Last spring, after a month or so into the NATO bombing of Libya, it became clear to policymakers and analysts that it would take more than just air strikes to resolve the Libyan crisis. Pro-Qaddafi military forces had adapted to the air campaign by shedding their uniforms and largely abandoning their military vehicles. And the numerous attempts by rebel fighters near Benghazi to attack government positions along the coast road had floundered due to a lack of military training and organization.
“Boots on the ground” were needed to assist the rebels and to organize effective ground operations to dislodge pro-Qaddafi forces, making them vulnerable again to air power. But whose boots? President Obama pledged that no U.S. military forces would enter Libya.

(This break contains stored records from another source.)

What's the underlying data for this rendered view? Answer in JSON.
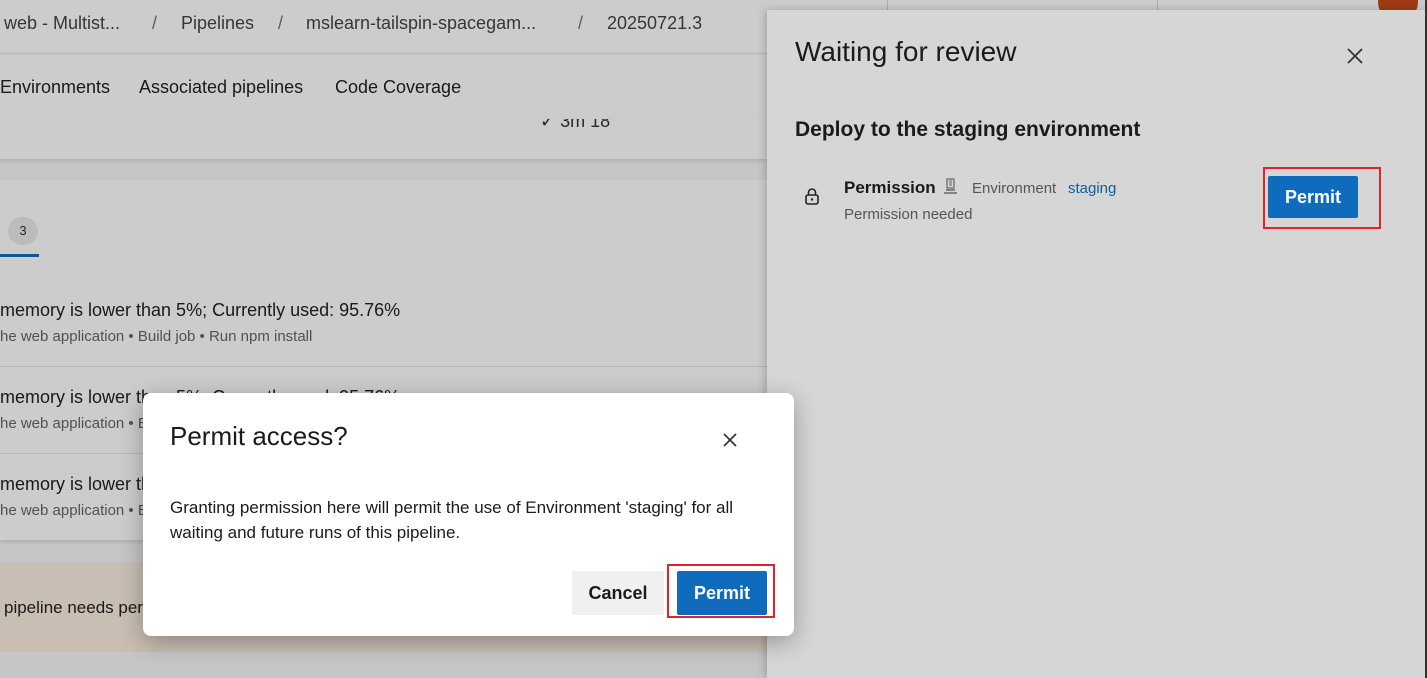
{
  "breadcrumb": {
    "items": [
      "web - Multist...",
      "mslearn-tailspin-spacegam...",
      "20250721.3"
    ],
    "pipelines": "Pipelines",
    "separator": "/"
  },
  "tabs": [
    "Environments",
    "Associated pipelines",
    "Code Coverage"
  ],
  "summary_strip_text": "✓ 3m 18",
  "issues": {
    "count": "3",
    "rows": [
      {
        "title": "memory is lower than 5%; Currently used: 95.76%",
        "sub": "he web application • Build job • Run npm install"
      },
      {
        "title": "memory is lower than 5%; Currently used: 95.76%",
        "sub": "he web application • Build job • Run npm install"
      },
      {
        "title": "memory is lower than 5%; Currently used: 95.76%",
        "sub": "he web application • Build job • Run npm install"
      }
    ]
  },
  "notice": "pipeline needs permission",
  "panel": {
    "title": "Waiting for review",
    "stage_title": "Deploy to the staging environment",
    "check": {
      "name": "Permission",
      "resource_type": "Environment",
      "resource_name": "staging",
      "status": "Permission needed",
      "action_label": "Permit"
    }
  },
  "dialog": {
    "title": "Permit access?",
    "body": "Granting permission here will permit the use of Environment 'staging' for all waiting and future runs of this pipeline.",
    "cancel_label": "Cancel",
    "permit_label": "Permit"
  },
  "colors": {
    "primary": "#0f6cbd",
    "highlight": "#e0242b",
    "link": "#0f5d9e"
  },
  "icons": [
    "close-icon",
    "lock-icon",
    "environment-icon"
  ]
}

In August, after the Qaddafi government collapsed, the New York Times revealed that British and French special forces has been on the ground conducting a classic unconventional warfare (UW) campaign in support of the rebels. But perhaps the largest boots-on-the-ground contribution to the UW campaign came from Qatar, whose chief of staff Maj. Gen. Hamad bin Ali Al-Atiya revealed that “hundreds” of Qatari soldiers had been on the ground “running the training and communication operations” in “every region” of Libya. “We acted as the link between the rebels and the NATO forces,” he said.
There are two interesting conclusions from this story. First, when political constraints prevent U.S. policymakers from using their own military forces, in many cases they will turn to “subcontractors” as a work-around, as this story suggests. In this particular case, the Qatari government was eager to get involved in the war from the start, so the U.S. didn’t have to “hire a subcontractor” to do a job the subcontractor wouldn’t already have done. But we should expect to see the U.S. government turn to this and similar options for places (such as Iraq) where in the future it may not be able to send in its own military forces. Having perhaps entered a period when it is too political fraught in most cases to deploy ground forces, U.S. policymakers will turn to proxies, paramilitaries, contractors, and militias instead.
Second, this case shows how a small country like Qatar can punch far above its weight. In addition to leading the ground effort during the war, Qatar now foresees itself replacing NATO as the leader of the coalition supporting the new Libyan government. A startling example of political and military power being detached from population and economic weight.
Could the US set minimum standards for training/ROE for these vassal forces? Beyond arms length, we'd lose control of them, but the tighter we hold their leash, the more their transgressions would be ascribed to us. Not to mention I'd be suspicious of any country that sincerely desired to muck about in a foreign land (how many borders do you cross between Qatar and Libya? Four?)
If this article is accurate, I wouldn't read too much into it. The U.S. has never been the only country with a UW capability, and from a DOD perspective we're babes in the woods when it comes to supporting modern insurgencies. It is also inaccurate to imply that French, British, and Qatari troops conducting UW are doing it to support U.S. objectives. They have their own interests for doing this that happen to coorispond to some of ours. The point being that we still need to maintain our UW and other military capabilities, and not simply assume that another nation will step in and say Uncle Sam don't worry, we got it. I'm sure many countries are eager to assume the physical and political risk of being our surrogates, because these wars are no longer desirable on our political homefront, but just in case that isn't the threat we might want to consider maintaining our own capability. These assumptions that we can simply depend on surrogates are dangerously misleading, especially as Congress considers where they can cut DOD capability to save money.
Through, by and with is not a strategy, and it will not always be a means. The idea that we can "rely" on using others as proxies to achieve our objectives can result in a nation and military that is ill prepared to act unilaterally when needed.